The US Court of Appeals for the Federal Circuit vacating the jury’s damages awards against Samsung products that were found liable for trade dress dilution may be grabbing mainstream media headlines, but it is the affirmation of design patent damages that practitioners will find more significant.
In Apple v Samsung Electronics, the US District Court for the Northern District of California previously found that Samsung had infringed Apple’s design and utility patents, and diluted Apple’s trade dresses, making headlines when it awarded Apple more than $1 billion in damages. Samsung appealed and this week the US Court of Appeals for the Federal Circuit affirmed the jury’s verdict on the design patent infringements, the validity of two utility patent claims, and the damages awarded for the design and utility patent infringements appealed by Samsung, while reversing the jury’s findings that the asserted trade dresses are protectable.
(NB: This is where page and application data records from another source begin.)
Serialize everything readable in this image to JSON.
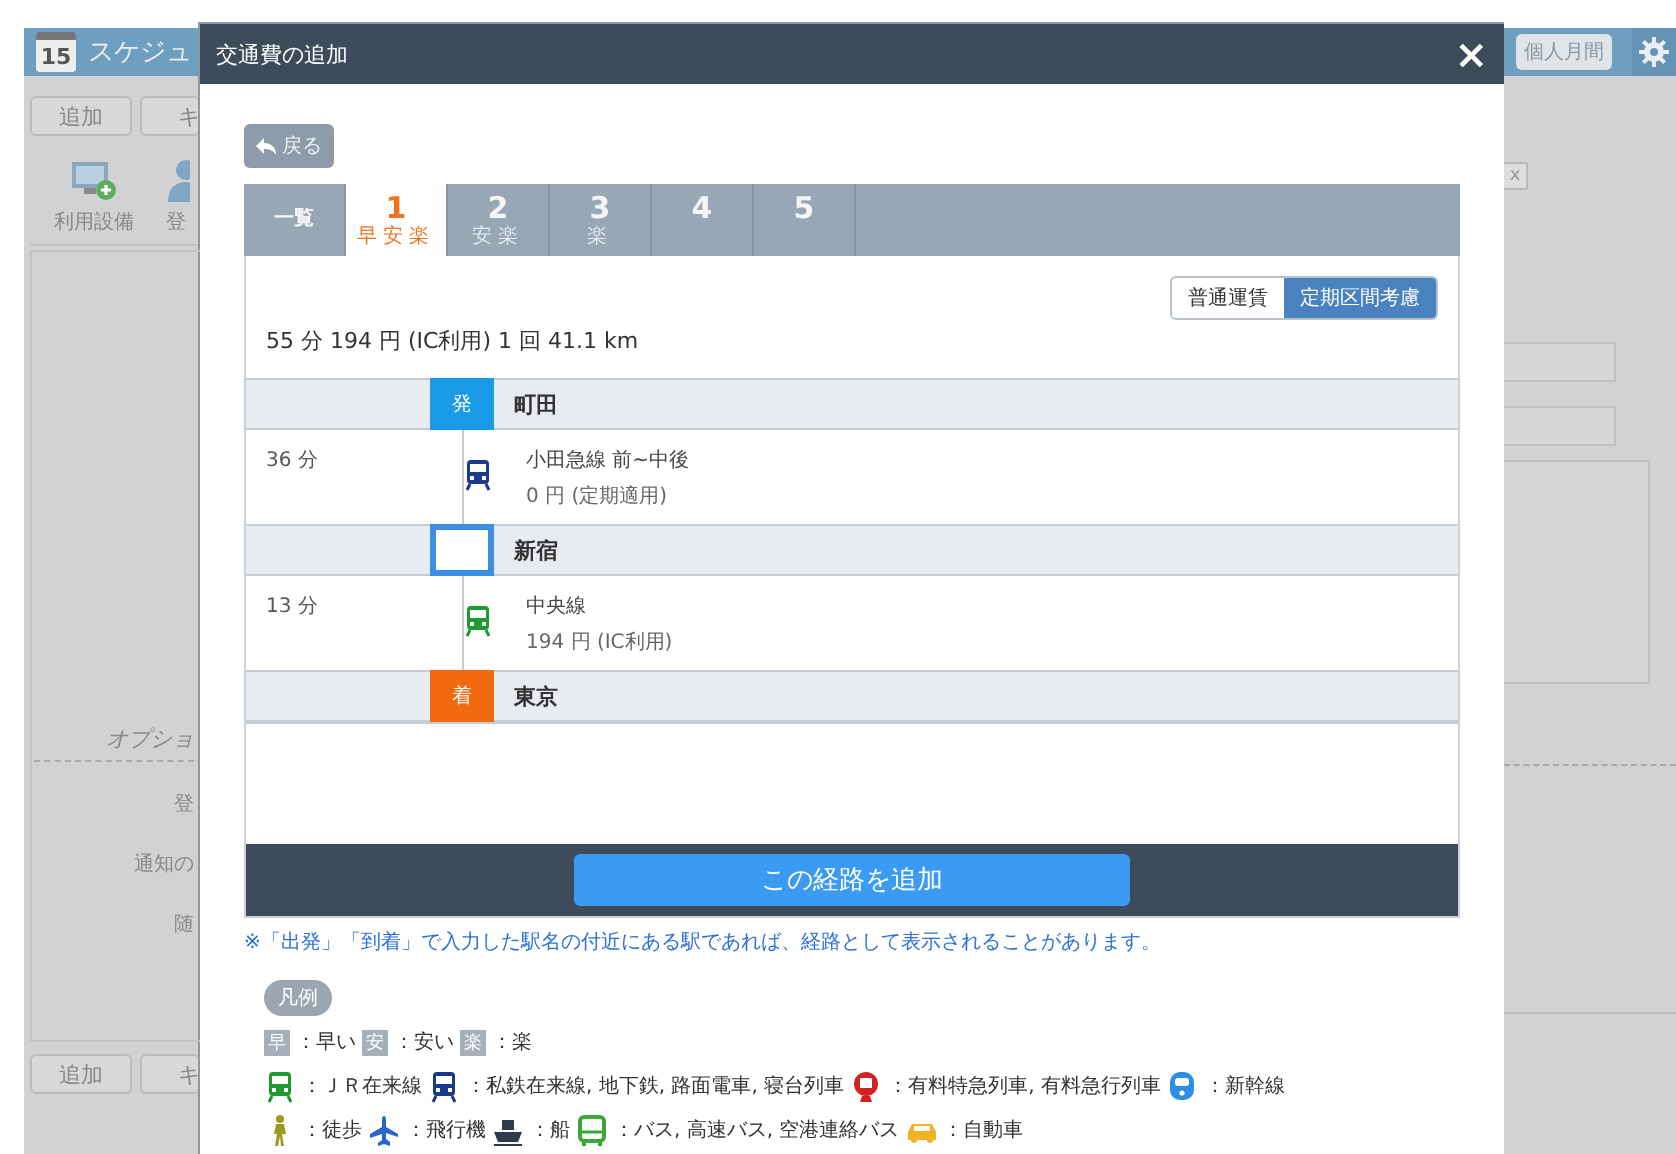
{
  "app": {
    "calendar_day": "15",
    "title": "スケジュ",
    "view_button": "個人月間",
    "top_buttons": [
      "追加",
      "キ"
    ],
    "toolbar": [
      {
        "label": "利用設備",
        "kind": "equipment"
      },
      {
        "label": "登",
        "kind": "person"
      }
    ],
    "form_labels": [
      "オプショ",
      "登",
      "通知の",
      "随"
    ],
    "small_button": "x",
    "bottom_buttons": [
      "追加",
      "キ"
    ]
  },
  "dialog": {
    "title": "交通費の追加",
    "close": "×",
    "back": "戻る",
    "tabs": [
      {
        "label": "一覧",
        "selected": false
      },
      {
        "label": "1",
        "sub": "早安楽",
        "selected": true
      },
      {
        "label": "2",
        "sub": "安楽",
        "selected": false
      },
      {
        "label": "3",
        "sub": "楽",
        "selected": false
      },
      {
        "label": "4",
        "selected": false
      },
      {
        "label": "5",
        "selected": false
      }
    ],
    "fare_modes": [
      {
        "label": "普通運賃",
        "selected": false
      },
      {
        "label": "定期区間考慮",
        "selected": true
      }
    ],
    "summary": "55 分 194 円 (IC利用) 1 回 41.1 km",
    "route": [
      {
        "kind": "departure",
        "badge": "発",
        "name": "町田"
      },
      {
        "kind": "segment",
        "icon": {
          "kind": "private"
        },
        "time": "36 分",
        "line": "小田急線 前~中後",
        "fare": "0 円 (定期適用)"
      },
      {
        "kind": "transfer",
        "name": "新宿"
      },
      {
        "kind": "segment",
        "icon": {
          "kind": "jr"
        },
        "time": "13 分",
        "line": "中央線",
        "fare": "194 円 (IC利用)"
      },
      {
        "kind": "arrival",
        "badge": "着",
        "name": "東京"
      }
    ],
    "add_button": "この経路を追加",
    "note": "※「出発」「到着」で入力した駅名の付近にある駅であれば、経路として表示されることがあります。",
    "legend": {
      "title": "凡例",
      "ranks": [
        {
          "mark": "早",
          "text": "：早い"
        },
        {
          "mark": "安",
          "text": "：安い"
        },
        {
          "mark": "楽",
          "text": "：楽"
        }
      ],
      "items": [
        {
          "kind": "jr",
          "text": "：ＪＲ在来線"
        },
        {
          "kind": "private",
          "text": "：私鉄在来線, 地下鉄, 路面電車, 寝台列車"
        },
        {
          "kind": "express",
          "text": "：有料特急列車, 有料急行列車"
        },
        {
          "kind": "shinkansen",
          "text": "：新幹線"
        },
        {
          "kind": "walk",
          "text": "：徒歩"
        },
        {
          "kind": "plane",
          "text": "：飛行機"
        },
        {
          "kind": "ship",
          "text": "：船"
        },
        {
          "kind": "bus",
          "text": "：バス, 高速バス, 空港連絡バス"
        },
        {
          "kind": "car",
          "text": "：自動車"
        }
      ]
    }
  }
}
It therefore vacated the jury’s damages awards against the Samsung products that were found liable for trade dress dilution.
Leaving aside the utility patent aspects, it is the design patent and trade dress dimensions that are worth focusing on from a trademark practitioner’s perspective.
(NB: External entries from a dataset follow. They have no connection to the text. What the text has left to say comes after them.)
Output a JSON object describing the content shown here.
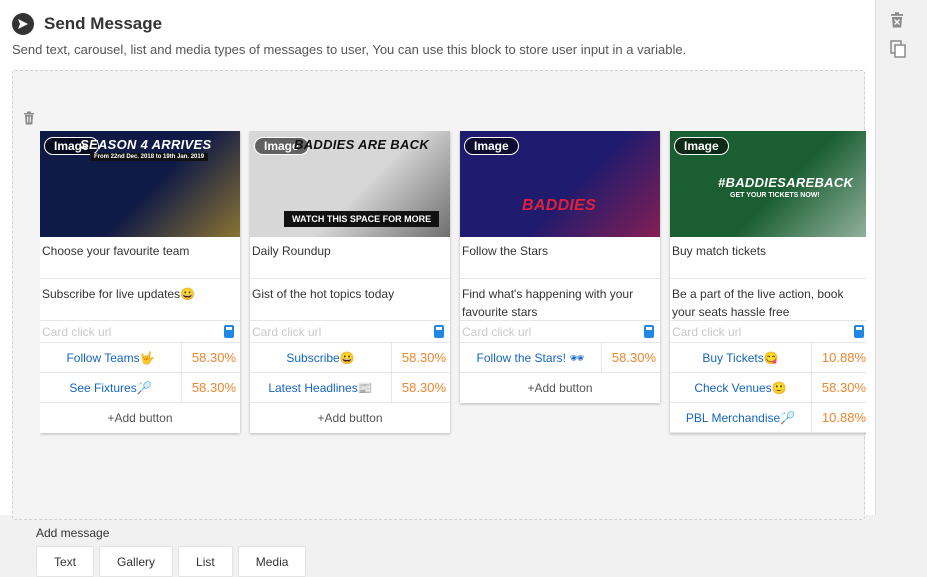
{
  "header": {
    "title": "Send Message",
    "description": "Send text, carousel, list and media types of messages to user, You can use this block to store user input in a variable."
  },
  "cards": [
    {
      "image": {
        "badge": "Image",
        "headline": "SEASON 4 ARRIVES",
        "subline": "From 22nd Dec. 2018 to 19th Jan. 2019",
        "bg": "#101a46",
        "accent": "#f6c21f"
      },
      "title": "Choose your favourite team",
      "subtitle": "Subscribe for live updates😀",
      "url_placeholder": "Card click url",
      "buttons": [
        {
          "label": "Follow Teams🤟",
          "pct": "58.30%"
        },
        {
          "label": "See Fixtures🏸",
          "pct": "58.30%"
        }
      ],
      "add_label": "+Add button"
    },
    {
      "image": {
        "badge": "Image",
        "headline": "BADDIES ARE BACK",
        "subline": "WATCH THIS SPACE FOR MORE",
        "bg": "#d7d7d7",
        "accent": "#111111"
      },
      "title": "Daily Roundup",
      "subtitle": "Gist of the hot topics today",
      "url_placeholder": "Card click url",
      "buttons": [
        {
          "label": "Subscribe😀",
          "pct": "58.30%"
        },
        {
          "label": "Latest Headlines📰",
          "pct": "58.30%"
        }
      ],
      "add_label": "+Add button"
    },
    {
      "image": {
        "badge": "Image",
        "headline": "BADDIES",
        "subline": "",
        "bg": "#1f1b6e",
        "accent": "#e0213b"
      },
      "title": "Follow the Stars",
      "subtitle": "Find what's happening with your favourite stars",
      "url_placeholder": "Card click url",
      "buttons": [
        {
          "label": "Follow the Stars! 🕶",
          "pct": "58.30%"
        }
      ],
      "add_label": "+Add button"
    },
    {
      "image": {
        "badge": "Image",
        "headline": "#BADDIESAREBACK",
        "subline": "GET YOUR TICKETS NOW!",
        "bg": "#1b5e32",
        "accent": "#ffffff"
      },
      "title": "Buy match tickets",
      "subtitle": "Be a part of the live action, book your seats hassle free",
      "url_placeholder": "Card click url",
      "buttons": [
        {
          "label": "Buy Tickets😋",
          "pct": "10.88%"
        },
        {
          "label": "Check Venues🙂",
          "pct": "58.30%"
        },
        {
          "label": "PBL Merchandise🏸",
          "pct": "10.88%"
        }
      ],
      "add_label": ""
    }
  ],
  "add_message": {
    "label": "Add message",
    "types": [
      "Text",
      "Gallery",
      "List",
      "Media"
    ]
  },
  "colors": {
    "link": "#1565c0",
    "percent": "#f0852d",
    "url_icon": "#1e88e5"
  },
  "icons": {
    "header": "send-icon",
    "block_delete": "trash-icon",
    "side_delete": "trash-icon",
    "side_copy": "copy-icon",
    "url": "mobile-icon"
  }
}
James H Donoian, partner at McCarter & English, comments: “The reversal of the trades dress claims isn’t surprising because it’s so difficult to protect trade dress when it’s a common geometric shape with functional characteristics. The iPhone may have suffered from a bit of both as the claimed trade dress included a rectangle with colourful icons under a flat screen. It’s difficult to imagine a touch screen handheld device without a flat screen and colourful icons to identify each app. The biggest lesson is to carefully define the trade dress.”
Considering the design patent and trade dress dimensions in tandem, Donoian suggests: “The reason for the court’s seemingly odd split between the design patent and the trade dress claims is due to the slight differences in the design patent drawings and the defined trade dress, and the difference between the Federal Circuit standard for the former and the Ninth Circuit standard for the latter (which doesn’t require a lot for functionality). So, strategy in framing claims needs to account for those possible differences and perhaps choice of venue where the claims include both types of IP rights and functionality may be an issue.”